Many years ago, as I was getting ready to return to college after winter break, my mother decided to stuff several Ziplock bags carefully marked with the date and the Chinese character shizi into my luggage. “Fresh!” she said. “A co-worker brought a bunch in from their tree. Turns out the English name is persimmon.”
I grew up eating many unusual but delectable foods, many of which I’m still slowly translating into English as I stumble through markets, or in this case the bounty of a California yard, recapturing flavors from childhood. Outside of home, I’ve noticed persimmons on the menus of high-end restaurants paired with poultry, chutneys, desserts and salad for seasonal flair. Personally, I can never get further than just gobbling them up raw, which is why I eagerly await their fall debut in the produce section.
It is easy to remember that persimmons are in season around mid-October because the Fuyu variety looks like a small pumpkin. Squat with a flat bottom and smooth orange skin, it is ripe either hard or softened.

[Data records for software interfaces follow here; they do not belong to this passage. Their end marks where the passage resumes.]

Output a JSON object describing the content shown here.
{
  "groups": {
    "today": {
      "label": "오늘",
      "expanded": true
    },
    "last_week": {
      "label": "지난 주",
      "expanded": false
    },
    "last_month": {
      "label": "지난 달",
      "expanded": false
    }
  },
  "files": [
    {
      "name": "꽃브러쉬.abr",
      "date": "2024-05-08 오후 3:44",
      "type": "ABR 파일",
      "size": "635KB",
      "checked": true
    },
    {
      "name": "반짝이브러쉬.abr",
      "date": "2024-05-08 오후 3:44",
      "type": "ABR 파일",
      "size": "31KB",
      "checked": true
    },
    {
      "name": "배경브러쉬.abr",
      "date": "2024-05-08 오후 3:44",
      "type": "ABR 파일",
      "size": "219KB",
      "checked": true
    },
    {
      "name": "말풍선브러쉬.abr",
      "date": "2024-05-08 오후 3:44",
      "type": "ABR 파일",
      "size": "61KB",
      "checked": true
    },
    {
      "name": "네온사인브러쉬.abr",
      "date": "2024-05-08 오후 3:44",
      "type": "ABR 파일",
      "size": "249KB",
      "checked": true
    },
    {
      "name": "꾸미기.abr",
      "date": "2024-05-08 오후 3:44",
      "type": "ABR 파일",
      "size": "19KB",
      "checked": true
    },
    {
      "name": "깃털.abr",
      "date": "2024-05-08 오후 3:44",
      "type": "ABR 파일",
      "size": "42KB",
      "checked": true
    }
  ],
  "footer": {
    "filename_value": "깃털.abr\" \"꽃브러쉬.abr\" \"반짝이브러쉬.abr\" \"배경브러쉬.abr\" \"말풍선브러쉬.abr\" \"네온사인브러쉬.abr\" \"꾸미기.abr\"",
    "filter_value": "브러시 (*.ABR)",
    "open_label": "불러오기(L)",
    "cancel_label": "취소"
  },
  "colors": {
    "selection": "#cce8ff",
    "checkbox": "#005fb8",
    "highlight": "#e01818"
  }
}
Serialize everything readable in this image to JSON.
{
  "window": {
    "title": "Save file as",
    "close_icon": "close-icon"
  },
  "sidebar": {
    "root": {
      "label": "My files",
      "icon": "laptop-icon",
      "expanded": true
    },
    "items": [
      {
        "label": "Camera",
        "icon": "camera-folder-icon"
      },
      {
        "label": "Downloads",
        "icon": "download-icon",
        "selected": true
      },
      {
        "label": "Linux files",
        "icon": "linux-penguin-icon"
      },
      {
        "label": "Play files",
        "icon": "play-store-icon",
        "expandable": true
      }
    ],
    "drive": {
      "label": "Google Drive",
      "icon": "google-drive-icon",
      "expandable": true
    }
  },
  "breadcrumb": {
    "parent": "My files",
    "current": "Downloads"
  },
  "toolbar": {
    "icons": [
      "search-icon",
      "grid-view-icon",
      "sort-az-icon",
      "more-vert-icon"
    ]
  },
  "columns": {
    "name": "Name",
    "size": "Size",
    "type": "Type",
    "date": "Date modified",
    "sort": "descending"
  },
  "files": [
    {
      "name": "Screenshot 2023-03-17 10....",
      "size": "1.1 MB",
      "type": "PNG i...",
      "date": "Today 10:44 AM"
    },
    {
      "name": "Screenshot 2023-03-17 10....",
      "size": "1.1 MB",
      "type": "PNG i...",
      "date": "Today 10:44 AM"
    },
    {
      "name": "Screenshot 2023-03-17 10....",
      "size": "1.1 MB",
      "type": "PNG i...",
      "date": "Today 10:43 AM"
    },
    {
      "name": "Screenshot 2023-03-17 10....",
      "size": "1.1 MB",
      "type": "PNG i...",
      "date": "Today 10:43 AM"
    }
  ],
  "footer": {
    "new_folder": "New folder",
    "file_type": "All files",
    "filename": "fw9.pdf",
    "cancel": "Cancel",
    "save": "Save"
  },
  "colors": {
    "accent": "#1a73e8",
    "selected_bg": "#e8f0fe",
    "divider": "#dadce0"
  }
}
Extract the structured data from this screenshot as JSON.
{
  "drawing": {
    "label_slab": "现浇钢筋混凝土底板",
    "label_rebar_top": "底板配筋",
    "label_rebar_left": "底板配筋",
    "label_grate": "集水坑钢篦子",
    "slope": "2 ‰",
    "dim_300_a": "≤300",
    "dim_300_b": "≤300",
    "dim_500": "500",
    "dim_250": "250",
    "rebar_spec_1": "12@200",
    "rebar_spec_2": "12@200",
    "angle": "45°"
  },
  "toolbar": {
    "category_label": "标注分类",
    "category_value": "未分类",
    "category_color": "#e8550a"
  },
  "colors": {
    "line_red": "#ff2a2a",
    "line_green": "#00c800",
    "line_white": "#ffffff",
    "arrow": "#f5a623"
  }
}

The taste is light, sweet and crisp with a flavor that reminds me of green fig, white peach and Bosch pear.
The Hachiya is the second main variety of persimmon that can be found in specialty markets. Easily distinguished by its tomato-like pointed bottom heart shape, the Hachiya must be very ripe before consuming! Be warned, eating an unripe Hachiya is an unforgettable experience. Unlike the Fuyu, it is so astringent it feels like your mouth has turned inside out, chalky and “furry” because it has high levels of tannins that coagulate proteins in your saliva (but it’s a good opportunity for a practical joke).
Most Hachiya are not ripe at the store so pick fruits that have rich color and check that the skins are unbroken. Leave them on the counter or in a paper bag until the skin starts to wrinkle and gets very soft, almost like a water balloon. It is worth the wait because it is much sweeter than the Fuyu with a jelly consistency and a flavor that reminds me of apricot, mango, plum and honey.
Wash and remove the stem as you would a tomato. The skin is edible, similar to an apple’s skin. I like to cut the Fuyu into wedges and then peel each wedge, but the Hachiya can be cut in half and spooned or sucked out. Occasionally there are hard brown seeds to watch out for.
There are many recipes, sweet and savory, for persimmons. Use the crisper Fuyu as you would a pear or apple in salads, curries, baking or simply dried. The pudding texture of Hachiya is excellent puréed in baked or frozen desserts, jam and drinks.
If you have always wondered what lies below the skin of these usual pumpkin-tomato looking fruits, pick up a few to try and then tell us what you think! Or if you eat and cook with persimmons every fall, let us know how you like to use them.